[Component data from apps and pages]

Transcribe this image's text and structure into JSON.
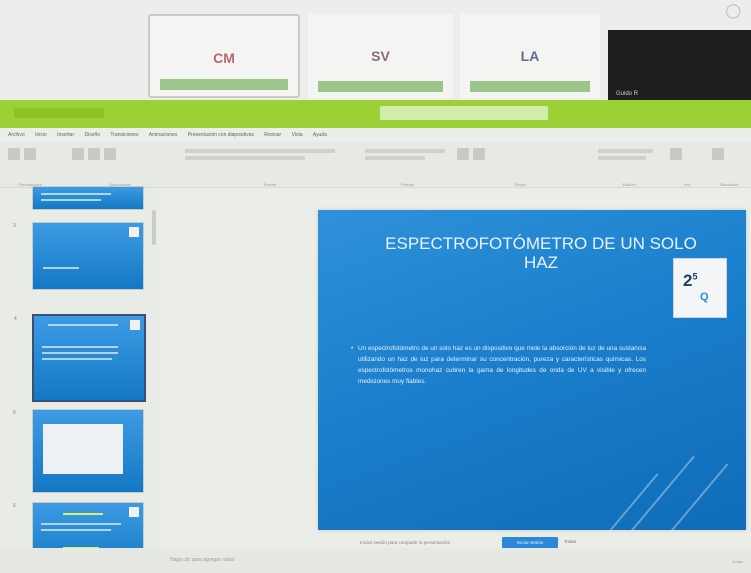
{
  "participants": [
    {
      "initials": "CM",
      "name": ""
    },
    {
      "initials": "SV",
      "name": ""
    },
    {
      "initials": "LA",
      "name": ""
    }
  ],
  "dark_tile": {
    "name": "Guido R"
  },
  "titlebar": {
    "doc_title": "",
    "search_placeholder": ""
  },
  "menu": [
    "Archivo",
    "Inicio",
    "Insertar",
    "Diseño",
    "Transiciones",
    "Animaciones",
    "Presentación con diapositivas",
    "Revisar",
    "Vista",
    "Ayuda"
  ],
  "ribbon_groups": [
    "Portapapeles",
    "Diapositivas",
    "Fuente",
    "Párrafo",
    "Dibujo",
    "Edición",
    "Voz",
    "Diseñador"
  ],
  "thumbnails": [
    {
      "num": ""
    },
    {
      "num": "3"
    },
    {
      "num": "4"
    },
    {
      "num": "5"
    },
    {
      "num": "6"
    }
  ],
  "slide": {
    "title": "ESPECTROFOTÓMETRO DE UN SOLO HAZ",
    "logo_text": "2",
    "logo_sup": "5",
    "logo_q": "Q",
    "body": "Un espectrofotómetro de un solo haz es un dispositivo que mide la absorción de luz de una sustancia utilizando un haz de luz para determinar su concentración, pureza y características químicas. Los espectrofotómetros monohaz cubren la gama de longitudes de onda de UV a visible y ofrecen mediciones muy fiables."
  },
  "statusbar": {
    "notes_hint": "Haga clic para agregar notas",
    "notice_text": "Iniciar sesión para compartir la presentación",
    "notice_button": "Iniciar sesión",
    "notice_close": "Todas",
    "zoom": "Notas"
  },
  "colors": {
    "accent": "#9bd134",
    "slide_blue": "#1b7fcd"
  }
}
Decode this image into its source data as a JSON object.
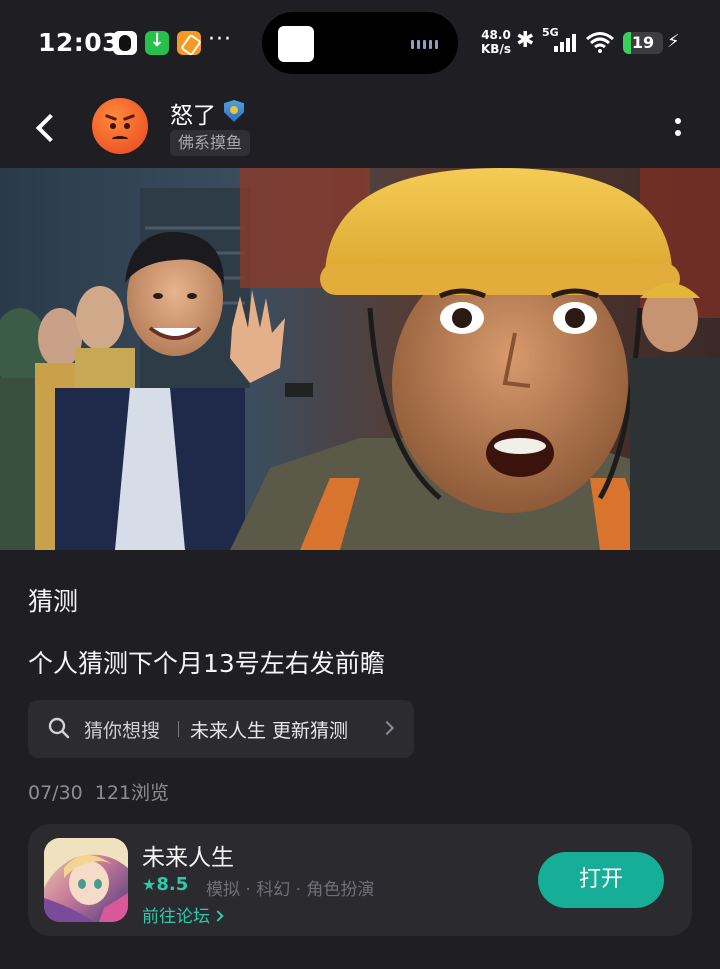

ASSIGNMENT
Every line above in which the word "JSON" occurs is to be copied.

RESULT
Transcribe this image's text and structure into JSON.
Decode this image into its source data as a JSON object.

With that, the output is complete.